◆ **Recorded information**:

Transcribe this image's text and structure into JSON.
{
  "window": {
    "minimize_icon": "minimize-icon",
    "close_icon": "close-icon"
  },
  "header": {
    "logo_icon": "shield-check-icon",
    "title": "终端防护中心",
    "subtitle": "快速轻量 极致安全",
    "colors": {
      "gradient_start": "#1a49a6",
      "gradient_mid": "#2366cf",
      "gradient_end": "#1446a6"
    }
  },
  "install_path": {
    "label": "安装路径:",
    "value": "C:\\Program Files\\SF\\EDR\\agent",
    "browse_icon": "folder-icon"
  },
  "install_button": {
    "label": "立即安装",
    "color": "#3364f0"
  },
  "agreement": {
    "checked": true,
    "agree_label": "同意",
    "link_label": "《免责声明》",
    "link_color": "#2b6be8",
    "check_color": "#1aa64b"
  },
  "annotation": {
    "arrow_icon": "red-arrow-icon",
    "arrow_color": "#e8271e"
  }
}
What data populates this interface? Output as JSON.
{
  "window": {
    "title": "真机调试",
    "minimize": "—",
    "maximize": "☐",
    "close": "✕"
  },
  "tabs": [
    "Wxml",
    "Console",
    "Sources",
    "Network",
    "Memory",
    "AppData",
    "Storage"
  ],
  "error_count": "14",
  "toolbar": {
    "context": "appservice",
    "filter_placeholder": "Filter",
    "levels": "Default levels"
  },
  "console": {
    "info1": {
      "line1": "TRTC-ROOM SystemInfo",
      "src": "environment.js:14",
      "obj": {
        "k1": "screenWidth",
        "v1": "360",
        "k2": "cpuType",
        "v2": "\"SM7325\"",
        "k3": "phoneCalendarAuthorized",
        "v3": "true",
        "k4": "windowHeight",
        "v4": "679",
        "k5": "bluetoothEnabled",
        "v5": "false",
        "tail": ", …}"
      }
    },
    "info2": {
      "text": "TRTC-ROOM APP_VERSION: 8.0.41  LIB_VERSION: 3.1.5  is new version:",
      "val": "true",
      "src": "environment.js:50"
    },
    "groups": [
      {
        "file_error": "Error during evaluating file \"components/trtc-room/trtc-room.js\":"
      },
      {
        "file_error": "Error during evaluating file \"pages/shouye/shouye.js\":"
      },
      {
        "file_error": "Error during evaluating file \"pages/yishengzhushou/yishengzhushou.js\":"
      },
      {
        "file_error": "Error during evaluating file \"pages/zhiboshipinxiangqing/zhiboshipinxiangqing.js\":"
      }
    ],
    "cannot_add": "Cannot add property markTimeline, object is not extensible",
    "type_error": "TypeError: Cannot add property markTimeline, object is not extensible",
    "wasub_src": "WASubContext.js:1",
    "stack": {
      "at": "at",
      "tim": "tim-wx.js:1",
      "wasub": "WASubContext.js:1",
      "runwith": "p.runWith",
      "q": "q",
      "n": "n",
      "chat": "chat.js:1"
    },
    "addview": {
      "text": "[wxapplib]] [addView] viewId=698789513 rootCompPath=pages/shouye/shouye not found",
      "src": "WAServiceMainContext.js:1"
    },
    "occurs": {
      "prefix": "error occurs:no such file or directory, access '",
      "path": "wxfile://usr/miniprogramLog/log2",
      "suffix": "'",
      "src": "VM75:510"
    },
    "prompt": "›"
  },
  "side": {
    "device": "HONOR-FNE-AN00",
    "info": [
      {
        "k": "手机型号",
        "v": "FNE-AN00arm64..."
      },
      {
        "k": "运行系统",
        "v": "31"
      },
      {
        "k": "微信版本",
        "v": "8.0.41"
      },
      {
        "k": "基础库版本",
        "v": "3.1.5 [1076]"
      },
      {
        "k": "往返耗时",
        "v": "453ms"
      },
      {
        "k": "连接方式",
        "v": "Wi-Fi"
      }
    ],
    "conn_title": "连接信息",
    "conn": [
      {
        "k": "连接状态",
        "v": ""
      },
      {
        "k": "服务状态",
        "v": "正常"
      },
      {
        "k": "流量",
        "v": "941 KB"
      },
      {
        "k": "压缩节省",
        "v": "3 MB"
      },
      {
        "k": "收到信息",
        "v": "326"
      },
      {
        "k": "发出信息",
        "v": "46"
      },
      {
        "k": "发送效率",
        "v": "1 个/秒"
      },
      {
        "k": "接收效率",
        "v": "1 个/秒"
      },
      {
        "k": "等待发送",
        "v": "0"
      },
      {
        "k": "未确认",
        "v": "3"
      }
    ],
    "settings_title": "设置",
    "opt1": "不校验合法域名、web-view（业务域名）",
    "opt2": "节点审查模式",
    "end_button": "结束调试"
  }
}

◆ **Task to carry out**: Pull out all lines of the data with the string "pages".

◆ **Result of this task**:
        "file_error": "Error during evaluating file \"pages/shouye/shouye.js\":"
        "file_error": "Error during evaluating file \"pages/yishengzhushou/yishengzhushou.js\":"
        "file_error": "Error during evaluating file \"pages/zhiboshipinxiangqing/zhiboshipinxiangqing.js\":"
      "text": "[wxapplib]] [addView] viewId=698789513 rootCompPath=pages/shouye/shouye not found",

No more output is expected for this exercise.